Record set

━━━━━━━━

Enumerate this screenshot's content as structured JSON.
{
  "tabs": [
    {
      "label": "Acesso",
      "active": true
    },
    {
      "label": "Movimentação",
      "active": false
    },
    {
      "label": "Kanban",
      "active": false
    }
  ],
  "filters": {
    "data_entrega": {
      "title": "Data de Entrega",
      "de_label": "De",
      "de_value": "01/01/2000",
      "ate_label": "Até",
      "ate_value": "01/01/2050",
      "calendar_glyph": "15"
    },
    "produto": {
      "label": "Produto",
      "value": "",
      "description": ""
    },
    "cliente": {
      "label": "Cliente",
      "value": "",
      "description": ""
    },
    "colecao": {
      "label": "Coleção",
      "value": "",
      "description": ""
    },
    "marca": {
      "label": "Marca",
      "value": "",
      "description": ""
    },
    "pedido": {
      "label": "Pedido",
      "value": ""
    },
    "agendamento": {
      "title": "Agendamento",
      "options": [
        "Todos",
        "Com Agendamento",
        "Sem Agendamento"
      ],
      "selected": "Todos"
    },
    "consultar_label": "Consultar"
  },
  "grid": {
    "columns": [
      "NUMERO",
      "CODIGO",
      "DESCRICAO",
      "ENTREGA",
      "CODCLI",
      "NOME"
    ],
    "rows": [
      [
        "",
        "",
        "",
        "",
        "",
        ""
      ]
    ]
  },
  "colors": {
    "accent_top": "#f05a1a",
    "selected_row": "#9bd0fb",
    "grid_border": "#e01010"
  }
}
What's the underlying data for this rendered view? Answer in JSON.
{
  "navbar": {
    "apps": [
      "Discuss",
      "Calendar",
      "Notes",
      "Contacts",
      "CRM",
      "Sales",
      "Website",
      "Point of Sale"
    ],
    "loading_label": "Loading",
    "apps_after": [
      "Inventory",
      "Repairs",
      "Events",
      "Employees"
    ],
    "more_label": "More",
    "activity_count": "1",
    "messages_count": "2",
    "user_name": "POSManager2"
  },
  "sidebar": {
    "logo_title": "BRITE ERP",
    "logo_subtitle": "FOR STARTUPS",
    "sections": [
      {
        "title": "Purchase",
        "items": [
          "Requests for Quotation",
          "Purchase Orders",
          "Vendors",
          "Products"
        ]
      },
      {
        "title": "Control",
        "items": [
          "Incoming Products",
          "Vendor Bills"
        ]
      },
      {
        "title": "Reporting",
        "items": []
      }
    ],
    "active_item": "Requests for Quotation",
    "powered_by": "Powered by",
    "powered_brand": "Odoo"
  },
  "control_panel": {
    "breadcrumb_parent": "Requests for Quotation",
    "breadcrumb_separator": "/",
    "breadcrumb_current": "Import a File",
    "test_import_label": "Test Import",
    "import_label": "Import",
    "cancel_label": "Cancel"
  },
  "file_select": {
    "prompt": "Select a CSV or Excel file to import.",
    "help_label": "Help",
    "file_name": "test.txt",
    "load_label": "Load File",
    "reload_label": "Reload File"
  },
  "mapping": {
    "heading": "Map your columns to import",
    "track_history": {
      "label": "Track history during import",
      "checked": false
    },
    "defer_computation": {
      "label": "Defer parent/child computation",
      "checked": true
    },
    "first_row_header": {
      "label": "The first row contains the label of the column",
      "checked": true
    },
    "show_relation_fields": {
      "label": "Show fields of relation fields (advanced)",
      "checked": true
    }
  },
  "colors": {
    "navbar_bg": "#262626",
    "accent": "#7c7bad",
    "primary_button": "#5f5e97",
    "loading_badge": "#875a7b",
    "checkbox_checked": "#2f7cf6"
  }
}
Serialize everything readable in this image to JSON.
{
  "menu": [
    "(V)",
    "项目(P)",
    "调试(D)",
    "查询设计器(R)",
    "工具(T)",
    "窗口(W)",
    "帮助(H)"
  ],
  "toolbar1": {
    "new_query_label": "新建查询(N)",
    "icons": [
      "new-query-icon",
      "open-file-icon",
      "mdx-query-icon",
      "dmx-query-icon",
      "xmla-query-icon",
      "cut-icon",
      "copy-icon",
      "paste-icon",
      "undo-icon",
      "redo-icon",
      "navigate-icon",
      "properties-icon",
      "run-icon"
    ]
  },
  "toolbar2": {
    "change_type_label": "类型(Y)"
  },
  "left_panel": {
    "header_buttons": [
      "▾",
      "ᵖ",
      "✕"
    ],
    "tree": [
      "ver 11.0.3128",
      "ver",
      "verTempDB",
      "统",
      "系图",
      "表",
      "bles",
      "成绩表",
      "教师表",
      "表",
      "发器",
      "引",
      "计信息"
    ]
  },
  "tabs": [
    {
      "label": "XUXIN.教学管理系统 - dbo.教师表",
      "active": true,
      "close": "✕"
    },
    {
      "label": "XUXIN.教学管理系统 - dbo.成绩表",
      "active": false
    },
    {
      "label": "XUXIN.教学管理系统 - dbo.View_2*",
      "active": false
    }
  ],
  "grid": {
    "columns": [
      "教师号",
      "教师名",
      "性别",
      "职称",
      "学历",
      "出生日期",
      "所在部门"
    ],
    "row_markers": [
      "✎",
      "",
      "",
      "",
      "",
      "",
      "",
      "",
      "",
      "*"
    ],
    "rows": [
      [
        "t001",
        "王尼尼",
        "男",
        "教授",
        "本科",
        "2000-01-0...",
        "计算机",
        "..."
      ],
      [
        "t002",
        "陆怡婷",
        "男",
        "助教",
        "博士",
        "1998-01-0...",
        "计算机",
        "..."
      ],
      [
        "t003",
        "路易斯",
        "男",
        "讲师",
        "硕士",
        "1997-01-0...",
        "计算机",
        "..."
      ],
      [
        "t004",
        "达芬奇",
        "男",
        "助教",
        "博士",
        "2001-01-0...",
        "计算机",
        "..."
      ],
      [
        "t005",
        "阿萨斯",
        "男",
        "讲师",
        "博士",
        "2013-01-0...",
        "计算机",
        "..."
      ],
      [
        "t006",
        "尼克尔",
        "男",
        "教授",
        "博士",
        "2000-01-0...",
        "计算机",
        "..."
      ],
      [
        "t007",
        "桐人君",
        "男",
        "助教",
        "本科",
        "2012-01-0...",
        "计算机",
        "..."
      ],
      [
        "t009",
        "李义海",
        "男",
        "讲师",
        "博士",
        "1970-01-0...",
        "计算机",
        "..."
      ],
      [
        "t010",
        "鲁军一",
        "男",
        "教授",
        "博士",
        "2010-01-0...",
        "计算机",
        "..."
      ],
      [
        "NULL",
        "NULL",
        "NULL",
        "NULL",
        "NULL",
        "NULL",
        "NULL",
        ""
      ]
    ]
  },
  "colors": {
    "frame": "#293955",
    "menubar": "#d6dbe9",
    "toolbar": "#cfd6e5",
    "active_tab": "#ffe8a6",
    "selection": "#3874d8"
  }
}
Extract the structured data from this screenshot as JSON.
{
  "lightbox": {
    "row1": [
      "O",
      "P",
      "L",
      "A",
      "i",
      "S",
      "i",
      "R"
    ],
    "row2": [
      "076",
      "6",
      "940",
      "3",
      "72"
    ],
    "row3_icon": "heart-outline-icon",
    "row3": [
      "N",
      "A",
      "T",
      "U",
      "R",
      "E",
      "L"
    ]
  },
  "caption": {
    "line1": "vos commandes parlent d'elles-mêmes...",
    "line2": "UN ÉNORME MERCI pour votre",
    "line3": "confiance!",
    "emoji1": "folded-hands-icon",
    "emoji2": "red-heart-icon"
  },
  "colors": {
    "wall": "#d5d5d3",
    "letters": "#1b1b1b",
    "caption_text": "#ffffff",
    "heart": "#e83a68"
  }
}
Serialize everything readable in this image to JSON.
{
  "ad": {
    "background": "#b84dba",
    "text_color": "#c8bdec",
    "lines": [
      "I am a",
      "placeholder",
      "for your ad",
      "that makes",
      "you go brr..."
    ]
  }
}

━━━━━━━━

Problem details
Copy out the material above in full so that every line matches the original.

Finished task
Enumerate this screenshot's content as structured JSON.
{
  "tabs": [
    {
      "label": "Acesso",
      "active": true
    },
    {
      "label": "Movimentação",
      "active": false
    },
    {
      "label": "Kanban",
      "active": false
    }
  ],
  "filters": {
    "data_entrega": {
      "title": "Data de Entrega",
      "de_label": "De",
      "de_value": "01/01/2000",
      "ate_label": "Até",
      "ate_value": "01/01/2050",
      "calendar_glyph": "15"
    },
    "produto": {
      "label": "Produto",
      "value": "",
      "description": ""
    },
    "cliente": {
      "label": "Cliente",
      "value": "",
      "description": ""
    },
    "colecao": {
      "label": "Coleção",
      "value": "",
      "description": ""
    },
    "marca": {
      "label": "Marca",
      "value": "",
      "description": ""
    },
    "pedido": {
      "label": "Pedido",
      "value": ""
    },
    "agendamento": {
      "title": "Agendamento",
      "options": [
        "Todos",
        "Com Agendamento",
        "Sem Agendamento"
      ],
      "selected": "Todos"
    },
    "consultar_label": "Consultar"
  },
  "grid": {
    "columns": [
      "NUMERO",
      "CODIGO",
      "DESCRICAO",
      "ENTREGA",
      "CODCLI",
      "NOME"
    ],
    "rows": [
      [
        "",
        "",
        "",
        "",
        "",
        ""
      ]
    ]
  },
  "colors": {
    "accent_top": "#f05a1a",
    "selected_row": "#9bd0fb",
    "grid_border": "#e01010"
  }
}
What's the underlying data for this rendered view? Answer in JSON.
{
  "navbar": {
    "apps": [
      "Discuss",
      "Calendar",
      "Notes",
      "Contacts",
      "CRM",
      "Sales",
      "Website",
      "Point of Sale"
    ],
    "loading_label": "Loading",
    "apps_after": [
      "Inventory",
      "Repairs",
      "Events",
      "Employees"
    ],
    "more_label": "More",
    "activity_count": "1",
    "messages_count": "2",
    "user_name": "POSManager2"
  },
  "sidebar": {
    "logo_title": "BRITE ERP",
    "logo_subtitle": "FOR STARTUPS",
    "sections": [
      {
        "title": "Purchase",
        "items": [
          "Requests for Quotation",
          "Purchase Orders",
          "Vendors",
          "Products"
        ]
      },
      {
        "title": "Control",
        "items": [
          "Incoming Products",
          "Vendor Bills"
        ]
      },
      {
        "title": "Reporting",
        "items": []
      }
    ],
    "active_item": "Requests for Quotation",
    "powered_by": "Powered by",
    "powered_brand": "Odoo"
  },
  "control_panel": {
    "breadcrumb_parent": "Requests for Quotation",
    "breadcrumb_separator": "/",
    "breadcrumb_current": "Import a File",
    "test_import_label": "Test Import",
    "import_label": "Import",
    "cancel_label": "Cancel"
  },
  "file_select": {
    "prompt": "Select a CSV or Excel file to import.",
    "help_label": "Help",
    "file_name": "test.txt",
    "load_label": "Load File",
    "reload_label": "Reload File"
  },
  "mapping": {
    "heading": "Map your columns to import",
    "track_history": {
      "label": "Track history during import",
      "checked": false
    },
    "defer_computation": {
      "label": "Defer parent/child computation",
      "checked": true
    },
    "first_row_header": {
      "label": "The first row contains the label of the column",
      "checked": true
    },
    "show_relation_fields": {
      "label": "Show fields of relation fields (advanced)",
      "checked": true
    }
  },
  "colors": {
    "navbar_bg": "#262626",
    "accent": "#7c7bad",
    "primary_button": "#5f5e97",
    "loading_badge": "#875a7b",
    "checkbox_checked": "#2f7cf6"
  }
}
Serialize everything readable in this image to JSON.
{
  "menu": [
    "(V)",
    "项目(P)",
    "调试(D)",
    "查询设计器(R)",
    "工具(T)",
    "窗口(W)",
    "帮助(H)"
  ],
  "toolbar1": {
    "new_query_label": "新建查询(N)",
    "icons": [
      "new-query-icon",
      "open-file-icon",
      "mdx-query-icon",
      "dmx-query-icon",
      "xmla-query-icon",
      "cut-icon",
      "copy-icon",
      "paste-icon",
      "undo-icon",
      "redo-icon",
      "navigate-icon",
      "properties-icon",
      "run-icon"
    ]
  },
  "toolbar2": {
    "change_type_label": "类型(Y)"
  },
  "left_panel": {
    "header_buttons": [
      "▾",
      "ᵖ",
      "✕"
    ],
    "tree": [
      "ver 11.0.3128",
      "ver",
      "verTempDB",
      "统",
      "系图",
      "表",
      "bles",
      "成绩表",
      "教师表",
      "表",
      "发器",
      "引",
      "计信息"
    ]
  },
  "tabs": [
    {
      "label": "XUXIN.教学管理系统 - dbo.教师表",
      "active": true,
      "close": "✕"
    },
    {
      "label": "XUXIN.教学管理系统 - dbo.成绩表",
      "active": false
    },
    {
      "label": "XUXIN.教学管理系统 - dbo.View_2*",
      "active": false
    }
  ],
  "grid": {
    "columns": [
      "教师号",
      "教师名",
      "性别",
      "职称",
      "学历",
      "出生日期",
      "所在部门"
    ],
    "row_markers": [
      "✎",
      "",
      "",
      "",
      "",
      "",
      "",
      "",
      "",
      "*"
    ],
    "rows": [
      [
        "t001",
        "王尼尼",
        "男",
        "教授",
        "本科",
        "2000-01-0...",
        "计算机",
        "..."
      ],
      [
        "t002",
        "陆怡婷",
        "男",
        "助教",
        "博士",
        "1998-01-0...",
        "计算机",
        "..."
      ],
      [
        "t003",
        "路易斯",
        "男",
        "讲师",
        "硕士",
        "1997-01-0...",
        "计算机",
        "..."
      ],
      [
        "t004",
        "达芬奇",
        "男",
        "助教",
        "博士",
        "2001-01-0...",
        "计算机",
        "..."
      ],
      [
        "t005",
        "阿萨斯",
        "男",
        "讲师",
        "博士",
        "2013-01-0...",
        "计算机",
        "..."
      ],
      [
        "t006",
        "尼克尔",
        "男",
        "教授",
        "博士",
        "2000-01-0...",
        "计算机",
        "..."
      ],
      [
        "t007",
        "桐人君",
        "男",
        "助教",
        "本科",
        "2012-01-0...",
        "计算机",
        "..."
      ],
      [
        "t009",
        "李义海",
        "男",
        "讲师",
        "博士",
        "1970-01-0...",
        "计算机",
        "..."
      ],
      [
        "t010",
        "鲁军一",
        "男",
        "教授",
        "博士",
        "2010-01-0...",
        "计算机",
        "..."
      ],
      [
        "NULL",
        "NULL",
        "NULL",
        "NULL",
        "NULL",
        "NULL",
        "NULL",
        ""
      ]
    ]
  },
  "colors": {
    "frame": "#293955",
    "menubar": "#d6dbe9",
    "toolbar": "#cfd6e5",
    "active_tab": "#ffe8a6",
    "selection": "#3874d8"
  }
}
Extract the structured data from this screenshot as JSON.
{
  "lightbox": {
    "row1": [
      "O",
      "P",
      "L",
      "A",
      "i",
      "S",
      "i",
      "R"
    ],
    "row2": [
      "076",
      "6",
      "940",
      "3",
      "72"
    ],
    "row3_icon": "heart-outline-icon",
    "row3": [
      "N",
      "A",
      "T",
      "U",
      "R",
      "E",
      "L"
    ]
  },
  "caption": {
    "line1": "vos commandes parlent d'elles-mêmes...",
    "line2": "UN ÉNORME MERCI pour votre",
    "line3": "confiance!",
    "emoji1": "folded-hands-icon",
    "emoji2": "red-heart-icon"
  },
  "colors": {
    "wall": "#d5d5d3",
    "letters": "#1b1b1b",
    "caption_text": "#ffffff",
    "heart": "#e83a68"
  }
}
Serialize everything readable in this image to JSON.
{
  "ad": {
    "background": "#b84dba",
    "text_color": "#c8bdec",
    "lines": [
      "I am a",
      "placeholder",
      "for your ad",
      "that makes",
      "you go brr..."
    ]
  }
}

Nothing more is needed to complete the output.